Alan was struck by just how fuzzy the term has become. ‘The mission drift is massive. Impact Investing started off as how to make investment a bit softer and more friendly, especially for small and medium enterprises (SMEs). It said to investors you can make money and do good, get a social as well as financial return. But now it’s gone way beyond that: the only common feature is using private capital to achieve policy objectives.‘ Approaches discussed included reinventing public private partnerships to reward outcomes instead of outputs, using social enterprises to provide community services, as well as the development version of social impact bonds
The proponents seem to draw no distinction between agriculture, roads and health and education. No sphere of activity is off limits to private investors. I’m sure I’m influenced by my UK context, where many of the attempts to lure the private sector into public services have bombed (PFI and SERCO are not exactly the best adverts for the wonders of private provision), but this all raises real alarm bells for me. Not only do we have a catalogue of failures in which unscrupulous or incompetent private investors have abused the system and messed up the services, but there’s a deeper underlying problem. Essential services like education and health are a crucial part of building the social contract between citizen and state. They are also vital ways of building a public ethos in society – reducing them to ‘service delivery’ to ‘customers’ ignores all of that.
More generally, there is no recognition of power and self-interest. Alan again: ‘it is assumed that the use of an enterprise approach with better contracts and supervisory structures will result in truly pro-poor outcomes.’ This may sometimes be true, but the optimistic talk of ‘shared values’ seems to overlook the fact that, for better or worse, businesses’ main concern is to make money (often in the short term for a few people) while states’ main concern should be the welfare of their citizens (often in the longer term and for many or all people). This doesn’t mean that government and enterprise are always at odds, but neither should we pretend these fundamental differences do not exist. Can you really draw up such clever contracts that they can prevent such conflicts ever becoming a problem? Incentives, incentives…..

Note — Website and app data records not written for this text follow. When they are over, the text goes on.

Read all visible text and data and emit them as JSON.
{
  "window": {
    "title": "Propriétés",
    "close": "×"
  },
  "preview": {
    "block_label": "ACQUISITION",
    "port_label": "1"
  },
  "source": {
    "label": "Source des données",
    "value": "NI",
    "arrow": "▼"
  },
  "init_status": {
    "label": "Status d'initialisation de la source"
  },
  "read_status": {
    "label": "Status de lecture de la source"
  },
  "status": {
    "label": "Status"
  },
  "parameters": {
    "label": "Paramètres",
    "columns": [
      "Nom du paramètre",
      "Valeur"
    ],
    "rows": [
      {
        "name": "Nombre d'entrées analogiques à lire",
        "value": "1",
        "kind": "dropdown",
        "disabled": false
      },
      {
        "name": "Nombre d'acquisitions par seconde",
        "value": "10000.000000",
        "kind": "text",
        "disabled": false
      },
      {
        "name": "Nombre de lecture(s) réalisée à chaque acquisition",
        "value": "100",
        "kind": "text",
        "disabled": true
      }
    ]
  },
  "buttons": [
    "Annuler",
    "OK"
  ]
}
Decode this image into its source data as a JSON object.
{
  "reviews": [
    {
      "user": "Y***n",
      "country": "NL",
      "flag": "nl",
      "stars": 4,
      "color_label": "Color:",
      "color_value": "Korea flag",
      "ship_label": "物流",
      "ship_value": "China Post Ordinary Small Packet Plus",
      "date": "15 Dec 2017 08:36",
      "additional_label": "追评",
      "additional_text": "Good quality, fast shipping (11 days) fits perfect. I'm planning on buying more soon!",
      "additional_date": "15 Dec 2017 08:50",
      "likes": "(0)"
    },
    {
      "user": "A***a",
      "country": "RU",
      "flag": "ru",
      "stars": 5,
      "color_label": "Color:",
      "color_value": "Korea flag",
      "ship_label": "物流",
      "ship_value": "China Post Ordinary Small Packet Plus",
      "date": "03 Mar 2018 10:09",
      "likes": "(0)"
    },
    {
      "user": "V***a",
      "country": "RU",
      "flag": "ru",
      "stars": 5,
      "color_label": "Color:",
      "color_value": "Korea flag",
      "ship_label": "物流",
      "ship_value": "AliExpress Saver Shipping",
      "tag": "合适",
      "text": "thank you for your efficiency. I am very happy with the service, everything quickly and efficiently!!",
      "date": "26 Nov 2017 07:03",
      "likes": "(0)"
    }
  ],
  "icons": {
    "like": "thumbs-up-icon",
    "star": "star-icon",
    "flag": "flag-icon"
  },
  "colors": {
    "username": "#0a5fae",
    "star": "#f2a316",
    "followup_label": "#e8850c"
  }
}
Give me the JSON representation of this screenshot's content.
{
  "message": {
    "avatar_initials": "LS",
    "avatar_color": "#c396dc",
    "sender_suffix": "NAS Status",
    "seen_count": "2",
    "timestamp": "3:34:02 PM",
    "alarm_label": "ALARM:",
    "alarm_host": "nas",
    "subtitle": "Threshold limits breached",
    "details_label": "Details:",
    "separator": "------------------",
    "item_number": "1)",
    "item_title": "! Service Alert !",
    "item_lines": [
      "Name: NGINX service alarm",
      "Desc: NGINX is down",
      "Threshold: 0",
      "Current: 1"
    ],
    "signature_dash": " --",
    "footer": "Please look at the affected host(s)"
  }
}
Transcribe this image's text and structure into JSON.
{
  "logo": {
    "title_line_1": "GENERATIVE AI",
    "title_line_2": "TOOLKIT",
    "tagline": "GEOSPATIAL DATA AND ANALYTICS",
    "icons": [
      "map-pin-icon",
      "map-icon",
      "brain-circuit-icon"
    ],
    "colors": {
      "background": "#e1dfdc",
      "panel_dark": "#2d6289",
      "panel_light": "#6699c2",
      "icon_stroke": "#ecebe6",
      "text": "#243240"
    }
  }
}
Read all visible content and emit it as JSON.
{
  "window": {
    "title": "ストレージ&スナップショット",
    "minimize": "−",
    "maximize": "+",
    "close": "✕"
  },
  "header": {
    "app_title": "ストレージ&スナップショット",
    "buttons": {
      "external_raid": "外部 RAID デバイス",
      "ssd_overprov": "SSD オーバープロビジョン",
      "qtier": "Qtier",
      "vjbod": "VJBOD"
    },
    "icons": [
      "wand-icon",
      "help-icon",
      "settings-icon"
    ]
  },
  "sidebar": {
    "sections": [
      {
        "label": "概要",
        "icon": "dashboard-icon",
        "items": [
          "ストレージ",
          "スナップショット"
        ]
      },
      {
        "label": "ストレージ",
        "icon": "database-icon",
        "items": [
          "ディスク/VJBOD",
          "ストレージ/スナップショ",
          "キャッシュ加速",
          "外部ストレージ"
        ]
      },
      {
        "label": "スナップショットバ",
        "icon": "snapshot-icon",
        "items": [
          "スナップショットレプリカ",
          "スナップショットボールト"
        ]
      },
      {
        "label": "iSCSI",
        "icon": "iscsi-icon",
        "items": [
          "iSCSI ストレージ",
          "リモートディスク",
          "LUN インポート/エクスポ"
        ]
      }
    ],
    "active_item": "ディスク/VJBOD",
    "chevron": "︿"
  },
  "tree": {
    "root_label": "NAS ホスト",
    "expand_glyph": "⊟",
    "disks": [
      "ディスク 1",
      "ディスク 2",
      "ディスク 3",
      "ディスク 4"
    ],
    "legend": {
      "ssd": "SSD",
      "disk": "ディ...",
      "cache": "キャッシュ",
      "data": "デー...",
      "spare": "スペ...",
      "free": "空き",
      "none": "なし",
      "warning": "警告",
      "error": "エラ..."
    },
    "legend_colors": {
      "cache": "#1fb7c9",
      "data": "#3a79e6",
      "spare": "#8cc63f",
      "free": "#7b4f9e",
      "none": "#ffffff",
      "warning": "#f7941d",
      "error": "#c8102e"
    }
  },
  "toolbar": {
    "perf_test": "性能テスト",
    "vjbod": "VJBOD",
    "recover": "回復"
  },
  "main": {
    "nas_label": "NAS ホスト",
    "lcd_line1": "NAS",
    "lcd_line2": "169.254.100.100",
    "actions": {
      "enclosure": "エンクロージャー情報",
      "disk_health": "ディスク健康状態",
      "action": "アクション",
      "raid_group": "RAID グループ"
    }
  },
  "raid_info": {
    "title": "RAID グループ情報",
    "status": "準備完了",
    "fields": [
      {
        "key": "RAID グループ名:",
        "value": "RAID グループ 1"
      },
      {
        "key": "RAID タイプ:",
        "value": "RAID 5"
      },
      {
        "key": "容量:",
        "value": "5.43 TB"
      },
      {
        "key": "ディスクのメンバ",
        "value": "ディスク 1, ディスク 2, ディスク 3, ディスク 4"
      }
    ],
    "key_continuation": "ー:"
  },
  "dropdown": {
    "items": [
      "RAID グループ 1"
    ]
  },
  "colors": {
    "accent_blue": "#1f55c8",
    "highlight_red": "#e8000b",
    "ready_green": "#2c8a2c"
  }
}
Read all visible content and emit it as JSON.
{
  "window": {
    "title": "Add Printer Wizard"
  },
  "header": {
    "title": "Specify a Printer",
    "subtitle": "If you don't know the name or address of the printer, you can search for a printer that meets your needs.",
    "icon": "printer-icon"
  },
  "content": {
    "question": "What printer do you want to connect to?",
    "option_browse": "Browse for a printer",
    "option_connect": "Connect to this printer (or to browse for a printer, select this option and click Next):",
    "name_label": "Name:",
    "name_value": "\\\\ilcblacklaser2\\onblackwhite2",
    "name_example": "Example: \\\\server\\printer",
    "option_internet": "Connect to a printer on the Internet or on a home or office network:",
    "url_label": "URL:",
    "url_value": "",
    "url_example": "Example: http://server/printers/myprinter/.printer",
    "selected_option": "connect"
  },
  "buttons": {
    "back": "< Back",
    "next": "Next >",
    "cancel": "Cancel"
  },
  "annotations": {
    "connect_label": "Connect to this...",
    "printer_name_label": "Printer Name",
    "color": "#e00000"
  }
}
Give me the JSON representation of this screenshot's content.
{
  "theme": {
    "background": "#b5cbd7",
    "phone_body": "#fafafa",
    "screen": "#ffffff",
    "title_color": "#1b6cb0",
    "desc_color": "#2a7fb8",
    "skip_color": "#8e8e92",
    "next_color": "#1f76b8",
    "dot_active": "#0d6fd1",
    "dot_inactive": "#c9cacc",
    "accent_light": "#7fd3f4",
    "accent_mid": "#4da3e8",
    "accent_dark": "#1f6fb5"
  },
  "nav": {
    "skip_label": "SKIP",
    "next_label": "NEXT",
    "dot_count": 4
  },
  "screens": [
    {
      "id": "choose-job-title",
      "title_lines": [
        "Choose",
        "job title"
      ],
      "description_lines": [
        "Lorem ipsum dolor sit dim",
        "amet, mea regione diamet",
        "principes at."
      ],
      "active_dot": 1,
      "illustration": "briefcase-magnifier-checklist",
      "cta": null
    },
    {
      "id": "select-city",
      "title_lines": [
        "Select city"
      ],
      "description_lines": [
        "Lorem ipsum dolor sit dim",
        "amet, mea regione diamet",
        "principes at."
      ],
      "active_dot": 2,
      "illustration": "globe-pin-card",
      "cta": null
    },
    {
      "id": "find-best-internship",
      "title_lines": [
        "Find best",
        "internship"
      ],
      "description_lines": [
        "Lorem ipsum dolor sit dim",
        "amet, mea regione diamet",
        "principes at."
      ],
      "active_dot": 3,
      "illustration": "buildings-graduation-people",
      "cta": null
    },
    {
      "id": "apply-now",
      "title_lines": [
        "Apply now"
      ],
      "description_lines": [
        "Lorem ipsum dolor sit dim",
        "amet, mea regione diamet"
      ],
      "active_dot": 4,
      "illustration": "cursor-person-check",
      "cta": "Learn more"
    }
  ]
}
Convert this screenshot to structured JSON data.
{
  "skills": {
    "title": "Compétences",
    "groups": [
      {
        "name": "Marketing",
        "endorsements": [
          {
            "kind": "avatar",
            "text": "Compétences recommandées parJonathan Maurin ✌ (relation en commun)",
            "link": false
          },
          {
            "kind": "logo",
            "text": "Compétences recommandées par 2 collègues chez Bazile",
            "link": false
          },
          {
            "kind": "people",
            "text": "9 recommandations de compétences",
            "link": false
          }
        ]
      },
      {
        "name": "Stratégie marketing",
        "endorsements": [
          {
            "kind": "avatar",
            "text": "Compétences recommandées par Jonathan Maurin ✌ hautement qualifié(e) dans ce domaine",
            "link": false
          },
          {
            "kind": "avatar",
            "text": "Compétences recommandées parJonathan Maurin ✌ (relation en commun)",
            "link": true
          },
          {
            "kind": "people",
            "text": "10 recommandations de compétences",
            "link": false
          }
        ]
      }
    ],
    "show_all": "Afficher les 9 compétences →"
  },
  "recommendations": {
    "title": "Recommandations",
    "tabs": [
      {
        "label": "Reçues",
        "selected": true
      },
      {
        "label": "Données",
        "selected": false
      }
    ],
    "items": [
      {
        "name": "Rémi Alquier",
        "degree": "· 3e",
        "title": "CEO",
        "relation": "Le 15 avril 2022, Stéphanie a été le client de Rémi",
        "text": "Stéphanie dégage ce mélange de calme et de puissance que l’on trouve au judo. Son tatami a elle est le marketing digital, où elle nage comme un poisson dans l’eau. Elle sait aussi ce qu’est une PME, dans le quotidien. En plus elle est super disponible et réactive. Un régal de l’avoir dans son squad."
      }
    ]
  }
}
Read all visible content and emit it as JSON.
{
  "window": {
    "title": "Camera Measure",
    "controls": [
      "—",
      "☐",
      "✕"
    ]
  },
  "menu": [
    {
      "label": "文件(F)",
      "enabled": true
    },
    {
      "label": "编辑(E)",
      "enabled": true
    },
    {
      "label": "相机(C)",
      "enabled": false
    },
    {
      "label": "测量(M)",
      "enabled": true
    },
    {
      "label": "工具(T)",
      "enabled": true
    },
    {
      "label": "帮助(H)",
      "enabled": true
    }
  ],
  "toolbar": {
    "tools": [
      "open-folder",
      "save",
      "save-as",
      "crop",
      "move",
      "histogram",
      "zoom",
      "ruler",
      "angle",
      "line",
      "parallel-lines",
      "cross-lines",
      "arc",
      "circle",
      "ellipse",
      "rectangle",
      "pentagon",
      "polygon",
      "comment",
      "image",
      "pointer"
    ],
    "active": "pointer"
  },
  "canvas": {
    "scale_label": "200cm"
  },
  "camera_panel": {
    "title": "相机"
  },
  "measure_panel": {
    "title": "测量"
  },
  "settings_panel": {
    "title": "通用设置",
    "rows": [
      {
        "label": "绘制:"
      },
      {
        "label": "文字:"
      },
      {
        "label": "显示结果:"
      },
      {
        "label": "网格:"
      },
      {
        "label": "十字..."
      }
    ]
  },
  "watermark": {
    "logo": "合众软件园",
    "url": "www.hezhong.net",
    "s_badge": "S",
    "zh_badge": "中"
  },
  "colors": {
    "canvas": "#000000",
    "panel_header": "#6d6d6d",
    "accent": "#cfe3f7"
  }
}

And the evidence base for all this hype is decidedly thin – donors’ usual insistence on ‘show me the results’ seems to fade before the dazzle of the private sector sales pitch. A few examples here and there, but the rest is heavy on spin and light on stats. Which means my sceptical instincts kick in, as I start to wonder if a well-intentioned effort to reform markets for poor people is in practice reverting to breaking open new markets for profit maximization. Little is certain here except that the financial institutions packaging and selling the products (and selling them increasingly hard) and managing the transactions will make some money.
Any chance we could just try and sort out tax avoidance and evasion, build a progressive tax system, and focus on improving the quantity, quality and accountability of public services, as well as ensuring that poor people get access to the financial services they need? Wouldn’t that be better than swooning at the feet of the snakeoil sellers? Sorry to be a financial Neanderthal, but that’s just the way I feel.